What is required - Figure out the number of lines in the entries that hold the string "Size", then give that number and nothing else.

Supplied material -
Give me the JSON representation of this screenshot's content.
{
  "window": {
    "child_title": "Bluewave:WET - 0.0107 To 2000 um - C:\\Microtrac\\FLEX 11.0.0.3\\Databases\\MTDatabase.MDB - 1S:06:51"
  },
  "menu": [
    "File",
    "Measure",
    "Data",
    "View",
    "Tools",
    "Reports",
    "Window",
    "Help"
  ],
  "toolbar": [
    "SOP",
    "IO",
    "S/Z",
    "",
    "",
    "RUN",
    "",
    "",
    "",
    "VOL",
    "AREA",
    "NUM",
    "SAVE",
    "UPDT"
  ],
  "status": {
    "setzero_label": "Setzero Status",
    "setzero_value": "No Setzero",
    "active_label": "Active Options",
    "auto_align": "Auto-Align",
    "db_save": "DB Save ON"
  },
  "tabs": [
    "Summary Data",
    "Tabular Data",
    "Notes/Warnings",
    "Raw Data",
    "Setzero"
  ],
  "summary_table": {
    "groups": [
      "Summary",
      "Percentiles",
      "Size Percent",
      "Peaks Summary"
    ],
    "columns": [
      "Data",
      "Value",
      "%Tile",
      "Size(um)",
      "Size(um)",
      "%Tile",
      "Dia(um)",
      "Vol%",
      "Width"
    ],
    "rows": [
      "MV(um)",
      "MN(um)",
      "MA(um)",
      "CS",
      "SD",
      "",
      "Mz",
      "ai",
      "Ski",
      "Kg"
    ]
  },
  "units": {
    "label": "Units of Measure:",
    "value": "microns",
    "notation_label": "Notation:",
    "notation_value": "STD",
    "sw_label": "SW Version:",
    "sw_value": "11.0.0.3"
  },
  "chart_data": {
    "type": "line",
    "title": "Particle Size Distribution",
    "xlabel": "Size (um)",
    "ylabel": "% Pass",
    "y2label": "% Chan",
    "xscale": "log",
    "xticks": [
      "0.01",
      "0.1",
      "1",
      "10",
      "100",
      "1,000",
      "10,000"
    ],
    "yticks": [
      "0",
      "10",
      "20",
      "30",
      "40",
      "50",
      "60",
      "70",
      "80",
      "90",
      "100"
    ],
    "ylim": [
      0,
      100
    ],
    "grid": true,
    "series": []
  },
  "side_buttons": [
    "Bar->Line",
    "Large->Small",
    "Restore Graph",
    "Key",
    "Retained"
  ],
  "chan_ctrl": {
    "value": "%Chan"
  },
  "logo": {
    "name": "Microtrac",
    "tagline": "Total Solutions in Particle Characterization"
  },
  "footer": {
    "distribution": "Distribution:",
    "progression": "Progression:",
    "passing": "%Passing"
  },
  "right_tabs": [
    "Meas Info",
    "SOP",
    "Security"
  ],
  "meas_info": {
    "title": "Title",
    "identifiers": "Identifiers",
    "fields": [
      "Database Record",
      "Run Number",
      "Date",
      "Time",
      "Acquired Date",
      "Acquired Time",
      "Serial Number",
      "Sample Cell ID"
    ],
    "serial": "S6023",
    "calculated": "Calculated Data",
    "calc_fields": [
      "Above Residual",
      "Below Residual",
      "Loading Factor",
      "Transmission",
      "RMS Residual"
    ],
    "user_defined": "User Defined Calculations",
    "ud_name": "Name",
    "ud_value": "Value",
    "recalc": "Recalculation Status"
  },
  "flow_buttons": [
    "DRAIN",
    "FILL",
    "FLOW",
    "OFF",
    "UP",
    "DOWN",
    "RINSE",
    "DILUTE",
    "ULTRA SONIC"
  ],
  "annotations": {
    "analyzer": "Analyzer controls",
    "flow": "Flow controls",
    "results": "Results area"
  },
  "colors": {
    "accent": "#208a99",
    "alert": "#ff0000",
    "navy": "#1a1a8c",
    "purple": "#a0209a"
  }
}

Solved problem - 5